▶ [ACTIVITY]: Which lines of the data contain the string "role"? Copy every one of them.
'''
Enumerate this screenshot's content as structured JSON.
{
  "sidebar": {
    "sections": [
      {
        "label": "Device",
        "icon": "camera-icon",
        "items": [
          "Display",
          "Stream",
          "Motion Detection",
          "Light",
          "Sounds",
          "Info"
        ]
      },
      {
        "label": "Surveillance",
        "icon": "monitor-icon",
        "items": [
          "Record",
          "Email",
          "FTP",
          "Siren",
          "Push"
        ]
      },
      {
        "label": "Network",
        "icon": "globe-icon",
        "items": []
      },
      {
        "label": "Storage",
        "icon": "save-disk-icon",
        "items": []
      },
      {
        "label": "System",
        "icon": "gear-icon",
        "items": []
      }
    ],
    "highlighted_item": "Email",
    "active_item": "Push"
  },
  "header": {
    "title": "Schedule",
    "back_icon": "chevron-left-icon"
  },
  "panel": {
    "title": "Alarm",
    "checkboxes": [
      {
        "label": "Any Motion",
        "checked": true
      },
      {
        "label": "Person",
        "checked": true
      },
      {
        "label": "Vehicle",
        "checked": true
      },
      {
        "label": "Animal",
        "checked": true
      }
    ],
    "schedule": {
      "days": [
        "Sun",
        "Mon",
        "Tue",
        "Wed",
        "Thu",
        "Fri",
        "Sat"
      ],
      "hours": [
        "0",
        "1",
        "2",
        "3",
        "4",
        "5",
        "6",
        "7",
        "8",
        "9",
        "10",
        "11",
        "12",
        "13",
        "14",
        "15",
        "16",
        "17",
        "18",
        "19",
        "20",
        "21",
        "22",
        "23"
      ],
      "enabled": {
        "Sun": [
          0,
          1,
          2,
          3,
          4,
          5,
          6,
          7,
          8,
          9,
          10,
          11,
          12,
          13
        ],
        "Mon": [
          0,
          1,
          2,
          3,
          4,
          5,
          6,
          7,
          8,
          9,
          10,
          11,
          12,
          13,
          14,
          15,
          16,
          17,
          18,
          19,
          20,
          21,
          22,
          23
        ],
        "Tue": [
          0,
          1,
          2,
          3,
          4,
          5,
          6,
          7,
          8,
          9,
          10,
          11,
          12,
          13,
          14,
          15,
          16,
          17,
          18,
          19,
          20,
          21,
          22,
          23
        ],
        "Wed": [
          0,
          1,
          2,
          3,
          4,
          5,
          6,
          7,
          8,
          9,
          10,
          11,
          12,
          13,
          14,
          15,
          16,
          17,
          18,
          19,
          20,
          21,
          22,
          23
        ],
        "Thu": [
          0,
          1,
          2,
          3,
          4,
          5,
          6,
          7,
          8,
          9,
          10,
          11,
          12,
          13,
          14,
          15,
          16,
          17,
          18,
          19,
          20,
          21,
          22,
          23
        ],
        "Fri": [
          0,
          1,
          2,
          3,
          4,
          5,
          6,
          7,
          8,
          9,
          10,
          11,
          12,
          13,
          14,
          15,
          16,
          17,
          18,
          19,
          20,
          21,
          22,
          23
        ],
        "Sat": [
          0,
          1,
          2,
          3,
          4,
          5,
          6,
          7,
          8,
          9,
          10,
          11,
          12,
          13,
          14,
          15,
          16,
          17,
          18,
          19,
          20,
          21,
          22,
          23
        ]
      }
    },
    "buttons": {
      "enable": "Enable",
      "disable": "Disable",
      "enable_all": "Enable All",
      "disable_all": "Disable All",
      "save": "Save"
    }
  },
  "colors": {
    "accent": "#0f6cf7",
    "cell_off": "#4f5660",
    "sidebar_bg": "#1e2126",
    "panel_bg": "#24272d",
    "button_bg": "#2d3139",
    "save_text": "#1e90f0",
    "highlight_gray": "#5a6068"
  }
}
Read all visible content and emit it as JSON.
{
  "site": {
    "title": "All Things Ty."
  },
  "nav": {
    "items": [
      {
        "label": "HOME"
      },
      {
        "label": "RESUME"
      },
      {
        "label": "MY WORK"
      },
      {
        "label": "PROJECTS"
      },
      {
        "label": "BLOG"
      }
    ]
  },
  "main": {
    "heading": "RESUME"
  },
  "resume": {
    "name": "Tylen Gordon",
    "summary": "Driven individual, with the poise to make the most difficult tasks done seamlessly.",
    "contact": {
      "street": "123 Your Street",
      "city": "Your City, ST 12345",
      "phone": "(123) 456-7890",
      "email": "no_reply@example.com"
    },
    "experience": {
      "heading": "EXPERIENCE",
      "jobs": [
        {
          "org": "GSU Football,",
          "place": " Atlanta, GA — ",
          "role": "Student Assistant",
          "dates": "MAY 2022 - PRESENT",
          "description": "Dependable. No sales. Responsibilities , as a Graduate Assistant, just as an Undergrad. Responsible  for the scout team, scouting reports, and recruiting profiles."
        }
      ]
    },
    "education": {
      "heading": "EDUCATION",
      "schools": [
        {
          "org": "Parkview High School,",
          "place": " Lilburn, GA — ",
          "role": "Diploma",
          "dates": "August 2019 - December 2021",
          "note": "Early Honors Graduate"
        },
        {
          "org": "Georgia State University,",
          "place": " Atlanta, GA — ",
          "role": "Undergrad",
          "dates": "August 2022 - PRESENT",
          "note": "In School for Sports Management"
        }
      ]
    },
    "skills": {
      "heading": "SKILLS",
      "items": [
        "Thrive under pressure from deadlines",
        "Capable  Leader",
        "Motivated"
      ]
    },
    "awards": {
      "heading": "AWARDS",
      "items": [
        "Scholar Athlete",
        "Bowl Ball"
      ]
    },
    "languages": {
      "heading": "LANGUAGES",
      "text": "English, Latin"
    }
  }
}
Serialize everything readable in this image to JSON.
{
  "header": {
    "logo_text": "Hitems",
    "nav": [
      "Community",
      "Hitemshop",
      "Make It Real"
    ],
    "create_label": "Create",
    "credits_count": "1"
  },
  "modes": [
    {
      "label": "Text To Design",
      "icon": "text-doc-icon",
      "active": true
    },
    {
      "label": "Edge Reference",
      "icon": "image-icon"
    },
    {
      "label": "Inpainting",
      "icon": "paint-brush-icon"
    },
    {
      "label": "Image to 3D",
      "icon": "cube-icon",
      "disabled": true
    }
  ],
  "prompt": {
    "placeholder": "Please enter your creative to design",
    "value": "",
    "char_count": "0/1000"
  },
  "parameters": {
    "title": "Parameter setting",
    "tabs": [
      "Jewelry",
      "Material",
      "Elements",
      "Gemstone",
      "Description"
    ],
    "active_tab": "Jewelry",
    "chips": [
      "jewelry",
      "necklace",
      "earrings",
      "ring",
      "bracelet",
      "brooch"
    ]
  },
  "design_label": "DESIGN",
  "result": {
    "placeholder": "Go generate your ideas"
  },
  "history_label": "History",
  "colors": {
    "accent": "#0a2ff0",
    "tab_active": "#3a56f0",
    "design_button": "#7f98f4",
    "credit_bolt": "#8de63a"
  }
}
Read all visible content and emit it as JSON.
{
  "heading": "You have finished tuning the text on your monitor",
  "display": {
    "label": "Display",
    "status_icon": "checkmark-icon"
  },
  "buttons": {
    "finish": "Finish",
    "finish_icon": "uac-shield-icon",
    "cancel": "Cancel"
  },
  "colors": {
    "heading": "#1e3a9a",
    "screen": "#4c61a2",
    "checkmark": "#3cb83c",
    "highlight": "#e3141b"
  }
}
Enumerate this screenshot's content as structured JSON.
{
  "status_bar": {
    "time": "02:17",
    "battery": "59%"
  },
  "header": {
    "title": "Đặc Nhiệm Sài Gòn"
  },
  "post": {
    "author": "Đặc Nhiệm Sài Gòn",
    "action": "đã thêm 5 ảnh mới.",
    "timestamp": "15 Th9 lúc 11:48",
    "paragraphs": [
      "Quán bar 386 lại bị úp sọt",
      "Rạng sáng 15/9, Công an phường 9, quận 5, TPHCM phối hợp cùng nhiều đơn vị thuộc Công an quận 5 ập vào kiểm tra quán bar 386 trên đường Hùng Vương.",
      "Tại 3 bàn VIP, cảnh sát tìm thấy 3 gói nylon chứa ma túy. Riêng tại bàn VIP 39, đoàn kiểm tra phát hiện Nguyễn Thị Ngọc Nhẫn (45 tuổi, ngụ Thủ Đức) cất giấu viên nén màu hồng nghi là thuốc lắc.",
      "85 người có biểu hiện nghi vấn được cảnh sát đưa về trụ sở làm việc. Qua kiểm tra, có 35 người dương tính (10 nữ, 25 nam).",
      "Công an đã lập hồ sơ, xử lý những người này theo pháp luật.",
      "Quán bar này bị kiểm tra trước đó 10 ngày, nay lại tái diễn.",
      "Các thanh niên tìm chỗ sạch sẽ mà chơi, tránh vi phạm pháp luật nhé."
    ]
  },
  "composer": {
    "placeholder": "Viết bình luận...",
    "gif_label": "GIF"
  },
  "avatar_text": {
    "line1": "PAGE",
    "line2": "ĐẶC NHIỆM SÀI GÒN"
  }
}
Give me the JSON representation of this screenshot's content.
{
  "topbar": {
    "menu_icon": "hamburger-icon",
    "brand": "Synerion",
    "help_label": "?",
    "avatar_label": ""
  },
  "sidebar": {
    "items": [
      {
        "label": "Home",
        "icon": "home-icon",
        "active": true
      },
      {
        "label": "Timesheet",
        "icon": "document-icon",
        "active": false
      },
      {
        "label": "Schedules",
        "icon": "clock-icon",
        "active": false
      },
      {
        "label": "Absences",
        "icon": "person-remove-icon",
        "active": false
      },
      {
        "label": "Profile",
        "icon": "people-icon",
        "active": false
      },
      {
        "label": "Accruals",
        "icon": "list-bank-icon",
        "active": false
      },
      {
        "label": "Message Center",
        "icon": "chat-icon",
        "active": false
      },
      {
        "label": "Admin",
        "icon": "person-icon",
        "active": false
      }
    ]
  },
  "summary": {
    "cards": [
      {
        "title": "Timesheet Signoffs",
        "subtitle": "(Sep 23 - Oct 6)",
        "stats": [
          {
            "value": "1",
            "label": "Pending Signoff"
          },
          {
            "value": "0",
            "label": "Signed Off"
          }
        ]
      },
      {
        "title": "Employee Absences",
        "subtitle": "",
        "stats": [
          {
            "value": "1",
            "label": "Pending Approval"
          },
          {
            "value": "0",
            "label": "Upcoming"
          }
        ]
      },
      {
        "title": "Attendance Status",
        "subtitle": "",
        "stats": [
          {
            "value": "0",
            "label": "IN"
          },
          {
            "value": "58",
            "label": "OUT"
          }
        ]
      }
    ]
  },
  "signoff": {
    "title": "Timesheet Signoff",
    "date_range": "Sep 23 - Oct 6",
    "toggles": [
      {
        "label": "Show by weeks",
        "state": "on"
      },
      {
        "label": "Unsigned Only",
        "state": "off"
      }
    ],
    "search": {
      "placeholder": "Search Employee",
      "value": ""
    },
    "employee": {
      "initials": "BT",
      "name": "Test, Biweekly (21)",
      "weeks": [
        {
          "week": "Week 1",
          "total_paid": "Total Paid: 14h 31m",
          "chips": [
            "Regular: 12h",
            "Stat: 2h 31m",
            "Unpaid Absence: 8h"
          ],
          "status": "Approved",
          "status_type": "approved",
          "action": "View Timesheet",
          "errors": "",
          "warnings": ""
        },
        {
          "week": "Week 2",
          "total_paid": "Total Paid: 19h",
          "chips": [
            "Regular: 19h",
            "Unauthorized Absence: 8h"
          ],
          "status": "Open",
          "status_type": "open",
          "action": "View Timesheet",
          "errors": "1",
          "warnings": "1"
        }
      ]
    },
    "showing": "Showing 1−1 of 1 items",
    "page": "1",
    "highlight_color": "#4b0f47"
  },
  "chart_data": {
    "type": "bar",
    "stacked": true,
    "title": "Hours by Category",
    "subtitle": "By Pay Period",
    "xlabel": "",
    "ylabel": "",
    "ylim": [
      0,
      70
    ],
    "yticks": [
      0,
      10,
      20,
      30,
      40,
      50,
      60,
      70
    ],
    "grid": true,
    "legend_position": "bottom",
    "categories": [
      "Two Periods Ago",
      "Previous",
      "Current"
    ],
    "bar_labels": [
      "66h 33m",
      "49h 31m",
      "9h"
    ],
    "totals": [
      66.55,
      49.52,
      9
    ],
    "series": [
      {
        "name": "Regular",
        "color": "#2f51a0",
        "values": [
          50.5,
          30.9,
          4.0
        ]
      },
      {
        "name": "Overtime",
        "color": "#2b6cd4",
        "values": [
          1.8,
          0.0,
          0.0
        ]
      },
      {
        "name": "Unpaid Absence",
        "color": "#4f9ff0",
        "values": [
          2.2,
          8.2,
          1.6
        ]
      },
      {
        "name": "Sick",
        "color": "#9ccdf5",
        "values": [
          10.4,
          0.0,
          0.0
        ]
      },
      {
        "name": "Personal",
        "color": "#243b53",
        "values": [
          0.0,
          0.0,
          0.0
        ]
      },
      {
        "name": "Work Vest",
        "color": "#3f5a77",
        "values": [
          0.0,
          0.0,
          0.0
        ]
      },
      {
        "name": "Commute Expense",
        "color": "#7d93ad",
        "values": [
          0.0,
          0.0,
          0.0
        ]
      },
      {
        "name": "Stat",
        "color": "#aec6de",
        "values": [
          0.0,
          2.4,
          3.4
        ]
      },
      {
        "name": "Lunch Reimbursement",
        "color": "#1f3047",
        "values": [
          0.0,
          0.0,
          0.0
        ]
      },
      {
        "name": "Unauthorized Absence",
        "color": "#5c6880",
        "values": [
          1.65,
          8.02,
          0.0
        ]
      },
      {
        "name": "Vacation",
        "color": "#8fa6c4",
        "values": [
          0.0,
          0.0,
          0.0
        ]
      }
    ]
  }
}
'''
▶ [RESPONSE AREA]:
          "role": "Student Assistant",
          "role": "Diploma",
          "role": "Undergrad",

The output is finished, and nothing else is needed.